*** Opening Record set ***

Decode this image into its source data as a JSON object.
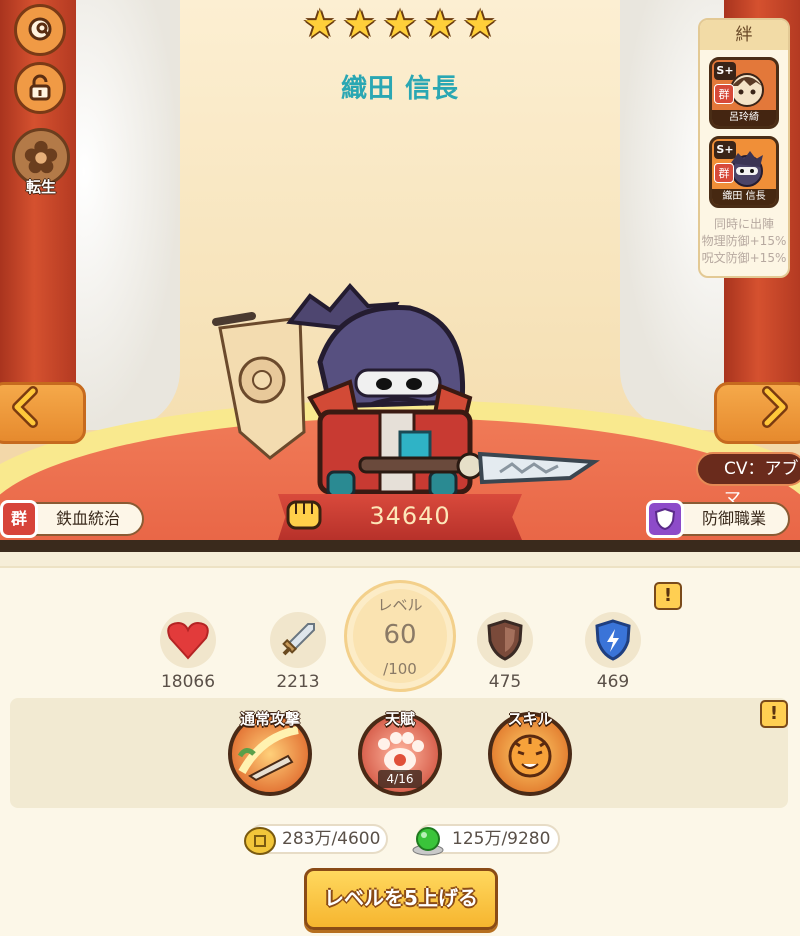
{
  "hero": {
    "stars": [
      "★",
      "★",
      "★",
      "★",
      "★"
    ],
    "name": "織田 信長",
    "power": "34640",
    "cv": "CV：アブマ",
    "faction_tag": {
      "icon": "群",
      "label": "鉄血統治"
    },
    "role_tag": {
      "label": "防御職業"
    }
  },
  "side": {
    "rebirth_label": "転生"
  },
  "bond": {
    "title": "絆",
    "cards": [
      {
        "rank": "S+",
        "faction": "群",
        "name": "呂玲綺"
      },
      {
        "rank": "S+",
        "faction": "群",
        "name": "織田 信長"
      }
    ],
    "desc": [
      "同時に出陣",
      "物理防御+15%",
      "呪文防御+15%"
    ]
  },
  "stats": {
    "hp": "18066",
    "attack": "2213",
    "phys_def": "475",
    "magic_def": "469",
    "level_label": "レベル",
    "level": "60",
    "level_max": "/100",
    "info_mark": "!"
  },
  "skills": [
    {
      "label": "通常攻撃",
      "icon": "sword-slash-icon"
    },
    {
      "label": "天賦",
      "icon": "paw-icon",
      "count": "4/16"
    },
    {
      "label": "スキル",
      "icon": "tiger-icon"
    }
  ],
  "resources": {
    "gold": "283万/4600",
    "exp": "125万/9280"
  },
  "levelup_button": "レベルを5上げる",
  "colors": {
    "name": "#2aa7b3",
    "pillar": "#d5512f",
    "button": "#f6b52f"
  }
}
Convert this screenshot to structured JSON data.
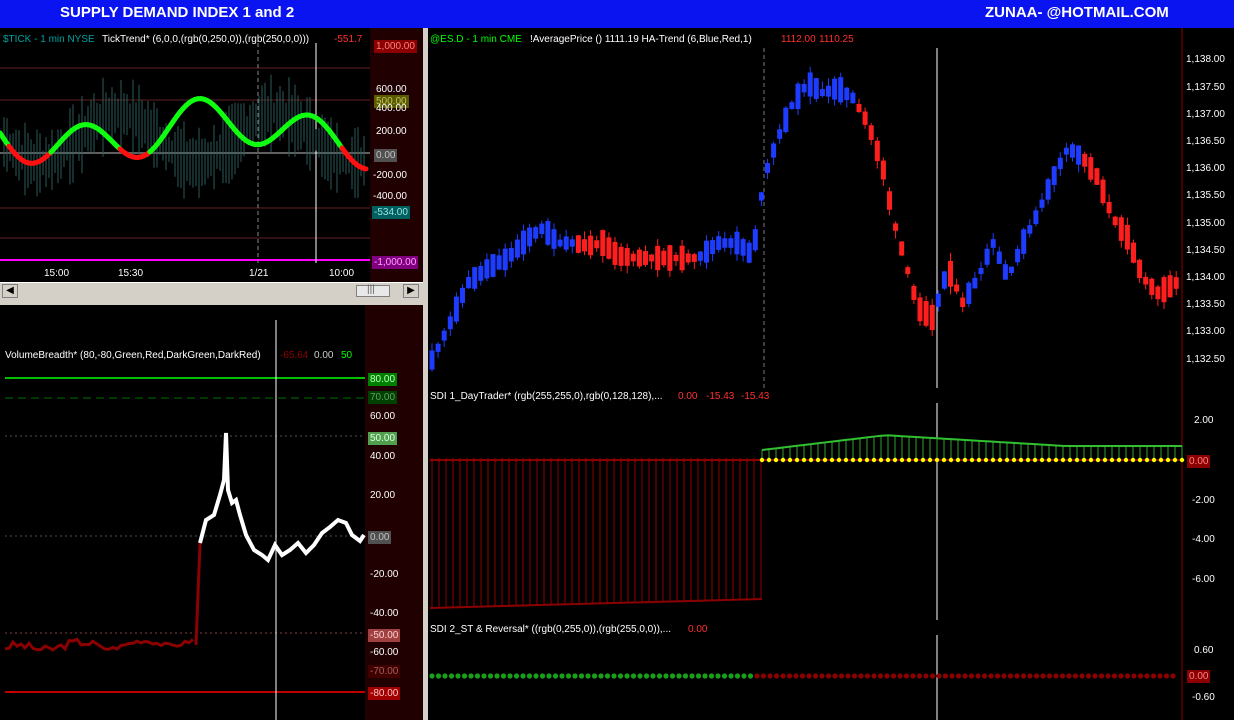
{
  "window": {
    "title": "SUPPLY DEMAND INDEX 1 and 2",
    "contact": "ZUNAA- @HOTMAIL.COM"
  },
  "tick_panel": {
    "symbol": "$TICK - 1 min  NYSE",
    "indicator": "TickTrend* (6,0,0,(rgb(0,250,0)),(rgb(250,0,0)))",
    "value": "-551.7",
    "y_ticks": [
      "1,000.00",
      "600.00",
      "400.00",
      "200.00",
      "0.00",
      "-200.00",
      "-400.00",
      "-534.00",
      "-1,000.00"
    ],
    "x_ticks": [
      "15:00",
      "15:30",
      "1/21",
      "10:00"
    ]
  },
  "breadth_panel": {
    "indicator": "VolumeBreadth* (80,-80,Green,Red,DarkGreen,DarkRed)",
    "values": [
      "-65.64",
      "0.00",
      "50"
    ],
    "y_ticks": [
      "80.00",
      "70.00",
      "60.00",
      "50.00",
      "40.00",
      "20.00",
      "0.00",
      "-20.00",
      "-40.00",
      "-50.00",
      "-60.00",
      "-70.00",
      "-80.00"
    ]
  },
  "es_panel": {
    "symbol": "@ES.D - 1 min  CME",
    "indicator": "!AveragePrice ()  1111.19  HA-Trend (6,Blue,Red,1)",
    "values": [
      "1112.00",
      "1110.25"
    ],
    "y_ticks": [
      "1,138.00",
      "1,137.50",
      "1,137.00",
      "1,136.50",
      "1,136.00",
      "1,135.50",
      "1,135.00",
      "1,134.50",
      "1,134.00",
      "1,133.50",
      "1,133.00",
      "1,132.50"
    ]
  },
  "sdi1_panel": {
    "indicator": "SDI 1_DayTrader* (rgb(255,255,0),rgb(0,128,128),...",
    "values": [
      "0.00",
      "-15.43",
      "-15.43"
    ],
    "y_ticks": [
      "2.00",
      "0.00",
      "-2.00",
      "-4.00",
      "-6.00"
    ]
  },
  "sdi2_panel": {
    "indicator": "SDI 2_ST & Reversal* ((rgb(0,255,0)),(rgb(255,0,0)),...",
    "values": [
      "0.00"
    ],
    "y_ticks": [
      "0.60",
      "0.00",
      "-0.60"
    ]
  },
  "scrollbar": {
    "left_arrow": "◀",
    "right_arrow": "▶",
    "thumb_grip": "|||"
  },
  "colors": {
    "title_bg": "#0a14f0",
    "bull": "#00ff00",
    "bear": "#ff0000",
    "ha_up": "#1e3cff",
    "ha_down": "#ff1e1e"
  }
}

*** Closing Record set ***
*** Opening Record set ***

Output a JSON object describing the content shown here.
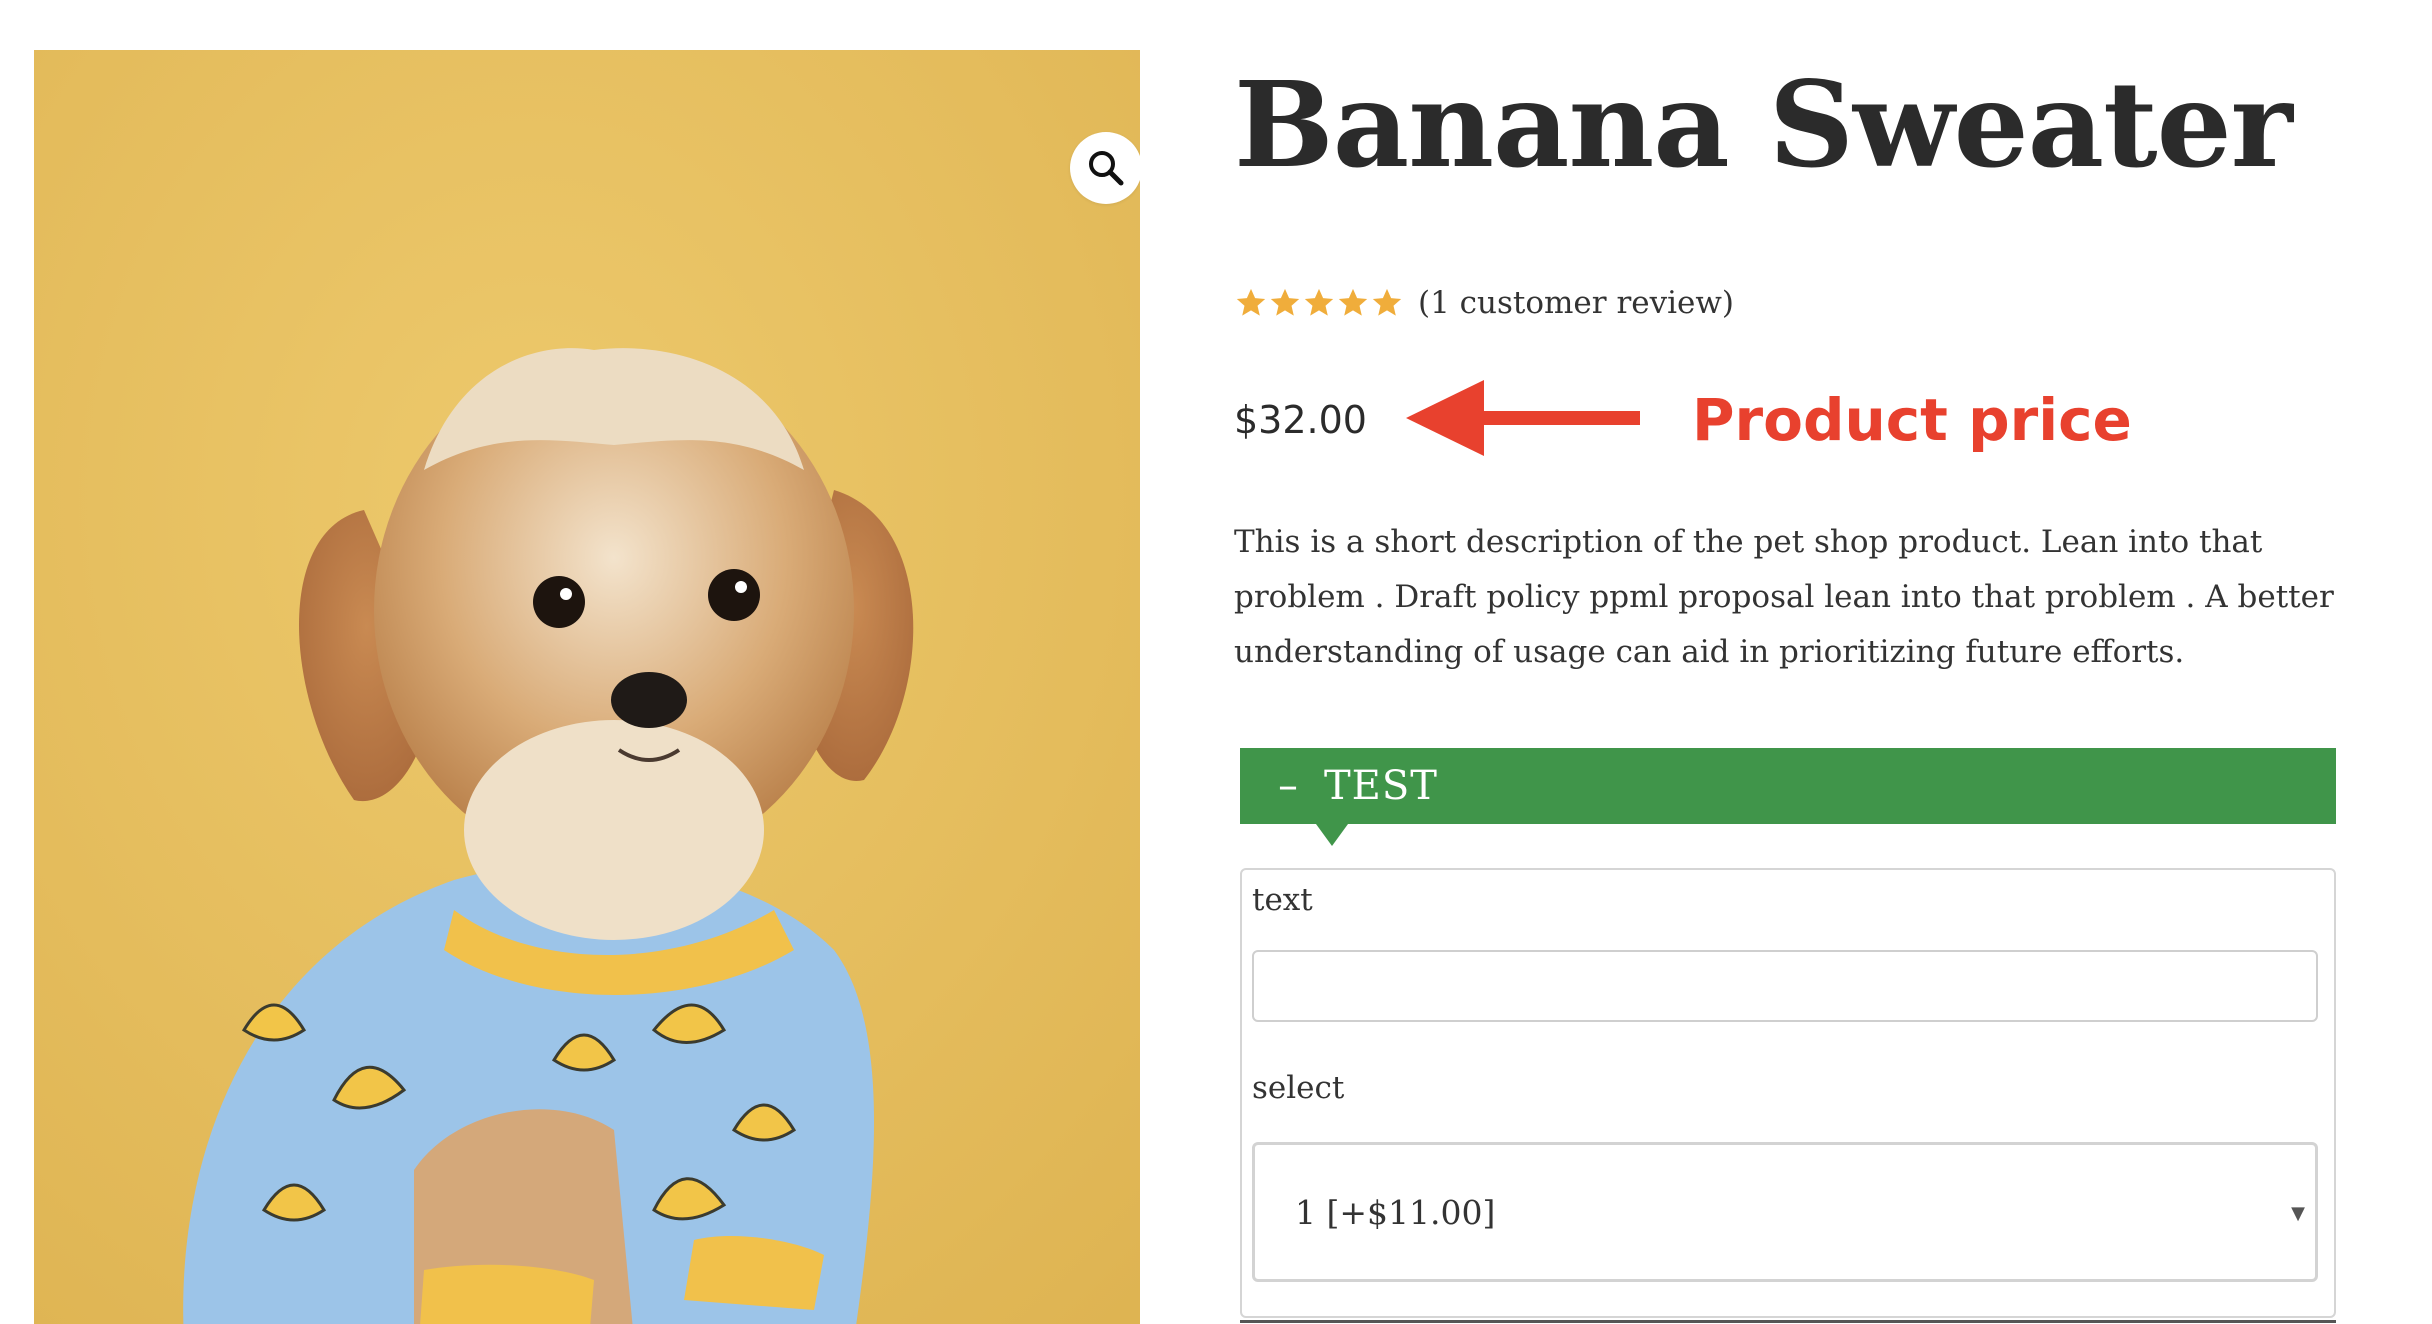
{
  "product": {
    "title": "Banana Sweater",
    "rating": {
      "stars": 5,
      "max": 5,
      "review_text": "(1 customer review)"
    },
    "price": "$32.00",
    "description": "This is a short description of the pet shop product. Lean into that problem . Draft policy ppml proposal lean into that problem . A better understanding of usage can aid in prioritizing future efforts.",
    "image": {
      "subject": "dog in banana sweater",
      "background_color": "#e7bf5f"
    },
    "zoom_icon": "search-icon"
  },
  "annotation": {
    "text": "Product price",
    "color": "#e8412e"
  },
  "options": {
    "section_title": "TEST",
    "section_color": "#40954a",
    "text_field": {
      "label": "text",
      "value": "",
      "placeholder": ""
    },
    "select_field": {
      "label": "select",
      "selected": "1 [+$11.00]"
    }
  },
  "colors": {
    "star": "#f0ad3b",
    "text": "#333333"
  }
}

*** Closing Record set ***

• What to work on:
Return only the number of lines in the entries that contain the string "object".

• Answer:
2